**EXERCISE PROMPT**
Without altering a single word, repeat the records that follow.
------------------------------
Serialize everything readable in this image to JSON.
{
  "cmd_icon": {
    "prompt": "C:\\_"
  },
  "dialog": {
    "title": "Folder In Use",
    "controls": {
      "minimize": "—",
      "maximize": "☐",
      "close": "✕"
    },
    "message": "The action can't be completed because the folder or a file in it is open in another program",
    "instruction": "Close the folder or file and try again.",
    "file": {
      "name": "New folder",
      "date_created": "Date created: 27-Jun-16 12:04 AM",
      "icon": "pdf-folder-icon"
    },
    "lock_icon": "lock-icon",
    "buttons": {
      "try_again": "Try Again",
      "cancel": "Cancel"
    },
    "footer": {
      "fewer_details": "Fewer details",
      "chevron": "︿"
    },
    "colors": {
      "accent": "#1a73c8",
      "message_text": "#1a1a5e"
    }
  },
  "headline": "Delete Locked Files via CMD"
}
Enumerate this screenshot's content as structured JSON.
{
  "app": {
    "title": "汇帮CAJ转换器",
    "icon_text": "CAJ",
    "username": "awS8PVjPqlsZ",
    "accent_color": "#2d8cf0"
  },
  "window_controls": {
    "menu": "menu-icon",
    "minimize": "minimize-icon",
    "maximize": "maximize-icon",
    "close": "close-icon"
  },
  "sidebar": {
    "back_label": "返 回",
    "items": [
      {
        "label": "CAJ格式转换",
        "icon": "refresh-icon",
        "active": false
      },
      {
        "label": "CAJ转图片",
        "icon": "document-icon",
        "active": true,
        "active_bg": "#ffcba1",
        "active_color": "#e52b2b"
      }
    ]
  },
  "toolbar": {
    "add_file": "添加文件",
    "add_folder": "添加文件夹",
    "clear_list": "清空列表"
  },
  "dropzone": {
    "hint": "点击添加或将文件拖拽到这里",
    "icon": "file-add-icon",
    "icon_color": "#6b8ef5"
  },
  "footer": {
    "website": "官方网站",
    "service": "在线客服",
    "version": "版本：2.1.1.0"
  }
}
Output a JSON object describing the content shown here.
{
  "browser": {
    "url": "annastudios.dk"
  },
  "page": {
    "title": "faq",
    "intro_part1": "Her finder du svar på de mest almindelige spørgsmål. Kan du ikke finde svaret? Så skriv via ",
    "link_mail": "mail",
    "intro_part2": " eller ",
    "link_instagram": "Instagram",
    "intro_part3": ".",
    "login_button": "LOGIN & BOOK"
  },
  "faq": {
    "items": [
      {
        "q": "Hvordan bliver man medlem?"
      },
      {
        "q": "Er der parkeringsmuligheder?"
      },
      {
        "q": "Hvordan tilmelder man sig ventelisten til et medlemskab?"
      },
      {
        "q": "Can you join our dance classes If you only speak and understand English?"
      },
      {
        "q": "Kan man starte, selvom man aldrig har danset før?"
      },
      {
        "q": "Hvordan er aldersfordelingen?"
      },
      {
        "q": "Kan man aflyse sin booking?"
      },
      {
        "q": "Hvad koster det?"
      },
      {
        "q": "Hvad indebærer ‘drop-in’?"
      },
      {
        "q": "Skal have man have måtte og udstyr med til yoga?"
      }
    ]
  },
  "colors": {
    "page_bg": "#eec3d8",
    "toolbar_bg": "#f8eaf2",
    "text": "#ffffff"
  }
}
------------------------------
**RESPONSE TO THIS EXERCISE**
Serialize everything readable in this image to JSON.
{
  "cmd_icon": {
    "prompt": "C:\\_"
  },
  "dialog": {
    "title": "Folder In Use",
    "controls": {
      "minimize": "—",
      "maximize": "☐",
      "close": "✕"
    },
    "message": "The action can't be completed because the folder or a file in it is open in another program",
    "instruction": "Close the folder or file and try again.",
    "file": {
      "name": "New folder",
      "date_created": "Date created: 27-Jun-16 12:04 AM",
      "icon": "pdf-folder-icon"
    },
    "lock_icon": "lock-icon",
    "buttons": {
      "try_again": "Try Again",
      "cancel": "Cancel"
    },
    "footer": {
      "fewer_details": "Fewer details",
      "chevron": "︿"
    },
    "colors": {
      "accent": "#1a73c8",
      "message_text": "#1a1a5e"
    }
  },
  "headline": "Delete Locked Files via CMD"
}
Enumerate this screenshot's content as structured JSON.
{
  "app": {
    "title": "汇帮CAJ转换器",
    "icon_text": "CAJ",
    "username": "awS8PVjPqlsZ",
    "accent_color": "#2d8cf0"
  },
  "window_controls": {
    "menu": "menu-icon",
    "minimize": "minimize-icon",
    "maximize": "maximize-icon",
    "close": "close-icon"
  },
  "sidebar": {
    "back_label": "返 回",
    "items": [
      {
        "label": "CAJ格式转换",
        "icon": "refresh-icon",
        "active": false
      },
      {
        "label": "CAJ转图片",
        "icon": "document-icon",
        "active": true,
        "active_bg": "#ffcba1",
        "active_color": "#e52b2b"
      }
    ]
  },
  "toolbar": {
    "add_file": "添加文件",
    "add_folder": "添加文件夹",
    "clear_list": "清空列表"
  },
  "dropzone": {
    "hint": "点击添加或将文件拖拽到这里",
    "icon": "file-add-icon",
    "icon_color": "#6b8ef5"
  },
  "footer": {
    "website": "官方网站",
    "service": "在线客服",
    "version": "版本：2.1.1.0"
  }
}
Output a JSON object describing the content shown here.
{
  "browser": {
    "url": "annastudios.dk"
  },
  "page": {
    "title": "faq",
    "intro_part1": "Her finder du svar på de mest almindelige spørgsmål. Kan du ikke finde svaret? Så skriv via ",
    "link_mail": "mail",
    "intro_part2": " eller ",
    "link_instagram": "Instagram",
    "intro_part3": ".",
    "login_button": "LOGIN & BOOK"
  },
  "faq": {
    "items": [
      {
        "q": "Hvordan bliver man medlem?"
      },
      {
        "q": "Er der parkeringsmuligheder?"
      },
      {
        "q": "Hvordan tilmelder man sig ventelisten til et medlemskab?"
      },
      {
        "q": "Can you join our dance classes If you only speak and understand English?"
      },
      {
        "q": "Kan man starte, selvom man aldrig har danset før?"
      },
      {
        "q": "Hvordan er aldersfordelingen?"
      },
      {
        "q": "Kan man aflyse sin booking?"
      },
      {
        "q": "Hvad koster det?"
      },
      {
        "q": "Hvad indebærer ‘drop-in’?"
      },
      {
        "q": "Skal have man have måtte og udstyr med til yoga?"
      }
    ]
  },
  "colors": {
    "page_bg": "#eec3d8",
    "toolbar_bg": "#f8eaf2",
    "text": "#ffffff"
  }
}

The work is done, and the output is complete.